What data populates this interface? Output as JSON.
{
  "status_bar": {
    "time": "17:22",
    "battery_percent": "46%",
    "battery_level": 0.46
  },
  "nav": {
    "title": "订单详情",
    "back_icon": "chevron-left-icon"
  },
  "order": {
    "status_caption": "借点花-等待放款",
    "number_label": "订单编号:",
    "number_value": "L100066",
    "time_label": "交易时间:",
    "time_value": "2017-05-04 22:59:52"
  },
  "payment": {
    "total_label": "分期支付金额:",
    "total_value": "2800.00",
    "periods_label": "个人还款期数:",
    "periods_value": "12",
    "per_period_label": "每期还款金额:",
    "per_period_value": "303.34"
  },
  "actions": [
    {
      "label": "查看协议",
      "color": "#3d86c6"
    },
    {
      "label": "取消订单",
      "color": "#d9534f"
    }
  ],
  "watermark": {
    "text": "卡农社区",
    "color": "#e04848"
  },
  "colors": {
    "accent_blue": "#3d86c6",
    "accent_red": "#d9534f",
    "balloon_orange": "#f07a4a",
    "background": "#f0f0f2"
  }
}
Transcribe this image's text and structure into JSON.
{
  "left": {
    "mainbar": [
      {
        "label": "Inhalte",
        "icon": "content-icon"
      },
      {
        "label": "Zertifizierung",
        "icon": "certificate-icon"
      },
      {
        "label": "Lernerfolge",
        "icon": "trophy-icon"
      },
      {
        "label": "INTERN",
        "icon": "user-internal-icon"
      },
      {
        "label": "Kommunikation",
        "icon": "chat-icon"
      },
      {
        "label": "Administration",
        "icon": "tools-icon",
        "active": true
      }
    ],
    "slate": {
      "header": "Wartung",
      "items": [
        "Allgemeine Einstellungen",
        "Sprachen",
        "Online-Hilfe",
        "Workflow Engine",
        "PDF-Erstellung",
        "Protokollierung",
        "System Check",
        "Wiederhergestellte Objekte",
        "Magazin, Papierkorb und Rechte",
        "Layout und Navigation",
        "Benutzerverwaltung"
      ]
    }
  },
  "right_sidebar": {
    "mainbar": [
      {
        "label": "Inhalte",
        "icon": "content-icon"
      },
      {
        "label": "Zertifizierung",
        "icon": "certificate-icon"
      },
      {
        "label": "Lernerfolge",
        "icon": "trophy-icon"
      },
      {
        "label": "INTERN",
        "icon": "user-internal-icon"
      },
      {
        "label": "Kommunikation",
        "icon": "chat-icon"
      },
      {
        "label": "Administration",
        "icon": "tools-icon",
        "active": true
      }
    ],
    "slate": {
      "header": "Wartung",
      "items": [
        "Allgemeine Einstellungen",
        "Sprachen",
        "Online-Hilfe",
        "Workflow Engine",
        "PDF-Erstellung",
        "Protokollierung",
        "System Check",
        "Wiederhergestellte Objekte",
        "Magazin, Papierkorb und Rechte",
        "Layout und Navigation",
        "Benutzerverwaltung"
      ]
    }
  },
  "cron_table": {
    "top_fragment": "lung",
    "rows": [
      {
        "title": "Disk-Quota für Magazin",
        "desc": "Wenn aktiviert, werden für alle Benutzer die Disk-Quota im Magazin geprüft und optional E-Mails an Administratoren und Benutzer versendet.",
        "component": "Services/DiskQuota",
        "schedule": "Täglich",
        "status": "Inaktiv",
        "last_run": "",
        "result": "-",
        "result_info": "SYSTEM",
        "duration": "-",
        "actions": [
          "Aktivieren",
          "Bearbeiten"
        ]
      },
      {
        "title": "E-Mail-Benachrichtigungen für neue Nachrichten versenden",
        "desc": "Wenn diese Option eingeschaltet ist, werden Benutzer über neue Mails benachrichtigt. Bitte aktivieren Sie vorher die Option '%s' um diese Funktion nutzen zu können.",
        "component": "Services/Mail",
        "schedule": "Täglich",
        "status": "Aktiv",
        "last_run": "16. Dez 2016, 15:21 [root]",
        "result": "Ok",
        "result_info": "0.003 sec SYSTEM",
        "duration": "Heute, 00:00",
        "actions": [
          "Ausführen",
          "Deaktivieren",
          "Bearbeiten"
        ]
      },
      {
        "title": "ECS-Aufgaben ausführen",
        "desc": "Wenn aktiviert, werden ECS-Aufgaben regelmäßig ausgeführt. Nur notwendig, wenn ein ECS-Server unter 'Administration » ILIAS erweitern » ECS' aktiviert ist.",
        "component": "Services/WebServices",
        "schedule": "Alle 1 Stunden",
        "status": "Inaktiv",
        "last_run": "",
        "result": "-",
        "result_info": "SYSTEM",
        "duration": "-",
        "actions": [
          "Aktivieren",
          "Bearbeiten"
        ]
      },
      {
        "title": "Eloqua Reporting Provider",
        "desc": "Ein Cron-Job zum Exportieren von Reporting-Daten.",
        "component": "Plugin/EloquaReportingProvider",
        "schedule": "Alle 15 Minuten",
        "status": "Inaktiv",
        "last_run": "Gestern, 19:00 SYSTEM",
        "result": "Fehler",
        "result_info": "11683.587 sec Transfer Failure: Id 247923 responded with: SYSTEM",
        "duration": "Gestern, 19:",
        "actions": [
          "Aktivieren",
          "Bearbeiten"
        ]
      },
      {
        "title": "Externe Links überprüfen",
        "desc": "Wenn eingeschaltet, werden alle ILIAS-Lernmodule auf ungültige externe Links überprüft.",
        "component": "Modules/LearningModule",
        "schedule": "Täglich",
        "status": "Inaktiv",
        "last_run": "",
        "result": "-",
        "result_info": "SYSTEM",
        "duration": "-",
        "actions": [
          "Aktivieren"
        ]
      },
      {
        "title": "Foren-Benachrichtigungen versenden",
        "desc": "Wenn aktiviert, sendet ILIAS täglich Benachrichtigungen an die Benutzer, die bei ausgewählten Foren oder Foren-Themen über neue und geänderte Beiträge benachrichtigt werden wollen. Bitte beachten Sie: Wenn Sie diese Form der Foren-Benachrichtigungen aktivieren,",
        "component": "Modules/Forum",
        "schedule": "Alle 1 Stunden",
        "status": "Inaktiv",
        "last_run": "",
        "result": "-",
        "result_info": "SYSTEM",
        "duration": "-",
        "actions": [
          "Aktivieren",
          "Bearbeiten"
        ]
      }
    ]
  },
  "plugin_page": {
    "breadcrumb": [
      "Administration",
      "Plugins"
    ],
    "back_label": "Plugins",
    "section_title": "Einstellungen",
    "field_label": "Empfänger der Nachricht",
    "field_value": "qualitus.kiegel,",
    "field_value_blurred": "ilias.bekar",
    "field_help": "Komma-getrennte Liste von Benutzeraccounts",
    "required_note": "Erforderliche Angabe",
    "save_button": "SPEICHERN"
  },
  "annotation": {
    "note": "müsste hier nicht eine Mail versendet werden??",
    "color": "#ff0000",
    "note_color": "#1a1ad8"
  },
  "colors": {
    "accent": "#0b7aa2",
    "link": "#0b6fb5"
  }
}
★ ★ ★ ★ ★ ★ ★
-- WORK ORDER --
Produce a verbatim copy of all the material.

-- TASK ANSWER --
What data populates this interface? Output as JSON.
{
  "status_bar": {
    "time": "17:22",
    "battery_percent": "46%",
    "battery_level": 0.46
  },
  "nav": {
    "title": "订单详情",
    "back_icon": "chevron-left-icon"
  },
  "order": {
    "status_caption": "借点花-等待放款",
    "number_label": "订单编号:",
    "number_value": "L100066",
    "time_label": "交易时间:",
    "time_value": "2017-05-04 22:59:52"
  },
  "payment": {
    "total_label": "分期支付金额:",
    "total_value": "2800.00",
    "periods_label": "个人还款期数:",
    "periods_value": "12",
    "per_period_label": "每期还款金额:",
    "per_period_value": "303.34"
  },
  "actions": [
    {
      "label": "查看协议",
      "color": "#3d86c6"
    },
    {
      "label": "取消订单",
      "color": "#d9534f"
    }
  ],
  "watermark": {
    "text": "卡农社区",
    "color": "#e04848"
  },
  "colors": {
    "accent_blue": "#3d86c6",
    "accent_red": "#d9534f",
    "balloon_orange": "#f07a4a",
    "background": "#f0f0f2"
  }
}
Transcribe this image's text and structure into JSON.
{
  "left": {
    "mainbar": [
      {
        "label": "Inhalte",
        "icon": "content-icon"
      },
      {
        "label": "Zertifizierung",
        "icon": "certificate-icon"
      },
      {
        "label": "Lernerfolge",
        "icon": "trophy-icon"
      },
      {
        "label": "INTERN",
        "icon": "user-internal-icon"
      },
      {
        "label": "Kommunikation",
        "icon": "chat-icon"
      },
      {
        "label": "Administration",
        "icon": "tools-icon",
        "active": true
      }
    ],
    "slate": {
      "header": "Wartung",
      "items": [
        "Allgemeine Einstellungen",
        "Sprachen",
        "Online-Hilfe",
        "Workflow Engine",
        "PDF-Erstellung",
        "Protokollierung",
        "System Check",
        "Wiederhergestellte Objekte",
        "Magazin, Papierkorb und Rechte",
        "Layout und Navigation",
        "Benutzerverwaltung"
      ]
    }
  },
  "right_sidebar": {
    "mainbar": [
      {
        "label": "Inhalte",
        "icon": "content-icon"
      },
      {
        "label": "Zertifizierung",
        "icon": "certificate-icon"
      },
      {
        "label": "Lernerfolge",
        "icon": "trophy-icon"
      },
      {
        "label": "INTERN",
        "icon": "user-internal-icon"
      },
      {
        "label": "Kommunikation",
        "icon": "chat-icon"
      },
      {
        "label": "Administration",
        "icon": "tools-icon",
        "active": true
      }
    ],
    "slate": {
      "header": "Wartung",
      "items": [
        "Allgemeine Einstellungen",
        "Sprachen",
        "Online-Hilfe",
        "Workflow Engine",
        "PDF-Erstellung",
        "Protokollierung",
        "System Check",
        "Wiederhergestellte Objekte",
        "Magazin, Papierkorb und Rechte",
        "Layout und Navigation",
        "Benutzerverwaltung"
      ]
    }
  },
  "cron_table": {
    "top_fragment": "lung",
    "rows": [
      {
        "title": "Disk-Quota für Magazin",
        "desc": "Wenn aktiviert, werden für alle Benutzer die Disk-Quota im Magazin geprüft und optional E-Mails an Administratoren und Benutzer versendet.",
        "component": "Services/DiskQuota",
        "schedule": "Täglich",
        "status": "Inaktiv",
        "last_run": "",
        "result": "-",
        "result_info": "SYSTEM",
        "duration": "-",
        "actions": [
          "Aktivieren",
          "Bearbeiten"
        ]
      },
      {
        "title": "E-Mail-Benachrichtigungen für neue Nachrichten versenden",
        "desc": "Wenn diese Option eingeschaltet ist, werden Benutzer über neue Mails benachrichtigt. Bitte aktivieren Sie vorher die Option '%s' um diese Funktion nutzen zu können.",
        "component": "Services/Mail",
        "schedule": "Täglich",
        "status": "Aktiv",
        "last_run": "16. Dez 2016, 15:21 [root]",
        "result": "Ok",
        "result_info": "0.003 sec SYSTEM",
        "duration": "Heute, 00:00",
        "actions": [
          "Ausführen",
          "Deaktivieren",
          "Bearbeiten"
        ]
      },
      {
        "title": "ECS-Aufgaben ausführen",
        "desc": "Wenn aktiviert, werden ECS-Aufgaben regelmäßig ausgeführt. Nur notwendig, wenn ein ECS-Server unter 'Administration » ILIAS erweitern » ECS' aktiviert ist.",
        "component": "Services/WebServices",
        "schedule": "Alle 1 Stunden",
        "status": "Inaktiv",
        "last_run": "",
        "result": "-",
        "result_info": "SYSTEM",
        "duration": "-",
        "actions": [
          "Aktivieren",
          "Bearbeiten"
        ]
      },
      {
        "title": "Eloqua Reporting Provider",
        "desc": "Ein Cron-Job zum Exportieren von Reporting-Daten.",
        "component": "Plugin/EloquaReportingProvider",
        "schedule": "Alle 15 Minuten",
        "status": "Inaktiv",
        "last_run": "Gestern, 19:00 SYSTEM",
        "result": "Fehler",
        "result_info": "11683.587 sec Transfer Failure: Id 247923 responded with: SYSTEM",
        "duration": "Gestern, 19:",
        "actions": [
          "Aktivieren",
          "Bearbeiten"
        ]
      },
      {
        "title": "Externe Links überprüfen",
        "desc": "Wenn eingeschaltet, werden alle ILIAS-Lernmodule auf ungültige externe Links überprüft.",
        "component": "Modules/LearningModule",
        "schedule": "Täglich",
        "status": "Inaktiv",
        "last_run": "",
        "result": "-",
        "result_info": "SYSTEM",
        "duration": "-",
        "actions": [
          "Aktivieren"
        ]
      },
      {
        "title": "Foren-Benachrichtigungen versenden",
        "desc": "Wenn aktiviert, sendet ILIAS täglich Benachrichtigungen an die Benutzer, die bei ausgewählten Foren oder Foren-Themen über neue und geänderte Beiträge benachrichtigt werden wollen. Bitte beachten Sie: Wenn Sie diese Form der Foren-Benachrichtigungen aktivieren,",
        "component": "Modules/Forum",
        "schedule": "Alle 1 Stunden",
        "status": "Inaktiv",
        "last_run": "",
        "result": "-",
        "result_info": "SYSTEM",
        "duration": "-",
        "actions": [
          "Aktivieren",
          "Bearbeiten"
        ]
      }
    ]
  },
  "plugin_page": {
    "breadcrumb": [
      "Administration",
      "Plugins"
    ],
    "back_label": "Plugins",
    "section_title": "Einstellungen",
    "field_label": "Empfänger der Nachricht",
    "field_value": "qualitus.kiegel,",
    "field_value_blurred": "ilias.bekar",
    "field_help": "Komma-getrennte Liste von Benutzeraccounts",
    "required_note": "Erforderliche Angabe",
    "save_button": "SPEICHERN"
  },
  "annotation": {
    "note": "müsste hier nicht eine Mail versendet werden??",
    "color": "#ff0000",
    "note_color": "#1a1ad8"
  },
  "colors": {
    "accent": "#0b7aa2",
    "link": "#0b6fb5"
  }
}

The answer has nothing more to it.